The team at 9to5 Mac spotted a new public framework called “Managed App Distribution” in the iOS 17.2 beta code which was released quite recently for those enrolled into the beta program of iOS. The API has basic controls for downloading, installing, and even updating apps from external sources.
However, on the other hand, Apple has published new documentation for the ManagedAppDistribution API on its website confirming that it is primarily intended as an MDM solution which allows installation of enterprise apps. The publication still claims that it could be used for other purposes, such as sideloading of apps or creation of new app stores.
What could it mean for Apple?
For context, the European Union passed the Digital Markets Act (DMA) back last year which restricts big tech companies from using their advantages to undermine competition. One of the requirements of the DMA is that users can install any apps they want from third-party sources.
While the act is already in place, Apple requested for more time to implement it as it claimed that its systems aren’t ready yet. The EU accepted Apple’s request on one condition where the feature would be introduced no later than the iOS 17.2 update which should arrive in early 2024.
Previous reports also corroborate the new development which stated that Apple has begun developing groundwork for sideloading of apps in iOS 17. Now, if Apple has to comply with the rules laid by EU, then allowing sideloading of apps would actually mean that the company would be giving up on a considerable amount of revenue it gains from the developers.
That is because Apple currently takes a 15% to 30% commission from all the purchases or in-app purchases of all applications that are present on the App Store. Sideloading would mean that Apps will have their own payment gateways and other framework that would not allow Apple to gain revenue from the makers of the app.
If Apple decides to against the EU’s rules, then the regulatory body could impose huge periodic fines on the company. Apple would be risking huge financial losses and potential regulatory interventions if it decides to go against the EU’s DMA act. It would also damage its reputation and trust among its customers, developers, and partners in the EU.
Not only that, but EU could entirely stop sales of Apple’s products in Europe, which would further hurt the brand in a major way. Apple definitely won’t be taking that risk and we think it would definitely comply with what EU wants, even though the company would argue that allowing sideloading of apps would be a potential invite to security breaches and the privacy of the user, something Apple is known for keeping at the top of its priority list.
What could it mean for Android?
While it does have its drawbacks, allowing for sideloading of apps could also result in a potentially positive move for Apple. Sideloading on iPhones could reduce the appeal of Android for some users who value the freedom and flexibility of installing apps from any source. Android has long been known for its openness and customization, while iOS has been seen as more restrictive and uniform.
Sideloading on iPhone could narrow this gap and make iOS more attractive for users who want to try new or alternative apps that are not available on the App Store. In addition, sideloading on iPhones could also benefit Android by increasing the competition and innovation in the mobile app market. It could enable more developers to create and distribute apps for both platforms, without having to comply with the rules and fees of the App Store or the Play Store.

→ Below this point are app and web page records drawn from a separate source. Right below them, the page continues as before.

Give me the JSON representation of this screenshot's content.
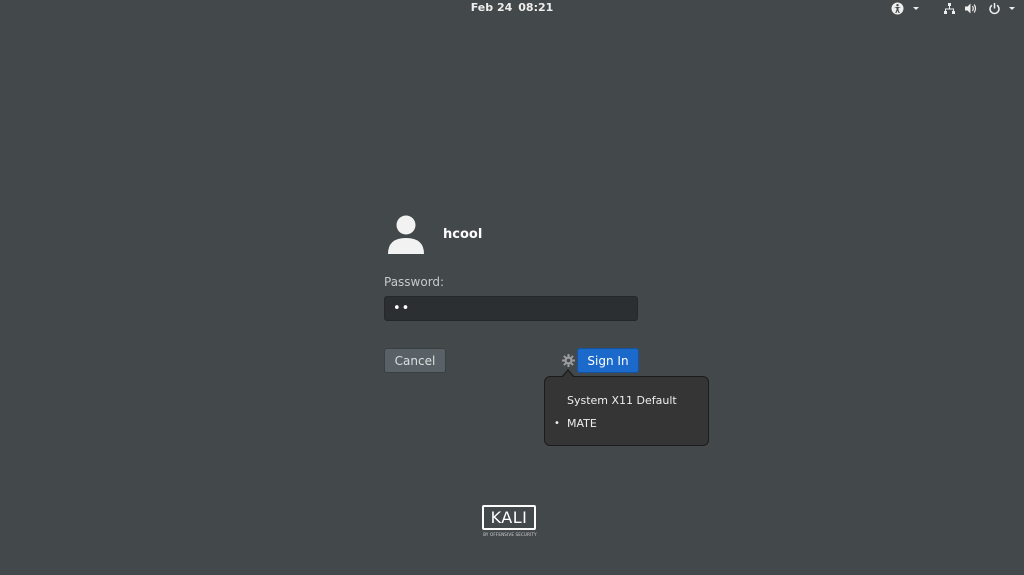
{
  "topbar": {
    "date": "Feb 24",
    "time": "08:21",
    "icons": [
      "accessibility-icon",
      "network-icon",
      "volume-icon",
      "power-icon"
    ]
  },
  "login": {
    "username": "hcool",
    "password_label": "Password:",
    "password_value": "••",
    "cancel_label": "Cancel",
    "signin_label": "Sign In"
  },
  "session_menu": {
    "items": [
      {
        "label": "System X11 Default",
        "selected": false
      },
      {
        "label": "MATE",
        "selected": true
      }
    ],
    "bullet": "•"
  },
  "logo": {
    "brand": "KALI",
    "tagline": "BY OFFENSIVE SECURITY"
  },
  "colors": {
    "background": "#43484b",
    "accent": "#1b6acb",
    "popup": "#353535"
  }
}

It may also allow more apps to work on both platforms seamlessly, meaning users won’t have to worry about data transfer of that particular app if they want to make a switch from Android to iOS or vice versa. Further, it may allow certain Android exclusive apps to make their way to iOS, making it possible for iPhone users to try their favourite Android apps.
Sideloading on iPhone is a significant change for the iOS ecosystem, and it could have various implications for Android and the mobile app industry. Whether it will be a positive or negative change remains to be seen, as it will depend on how users and developers will adopt and use this feature.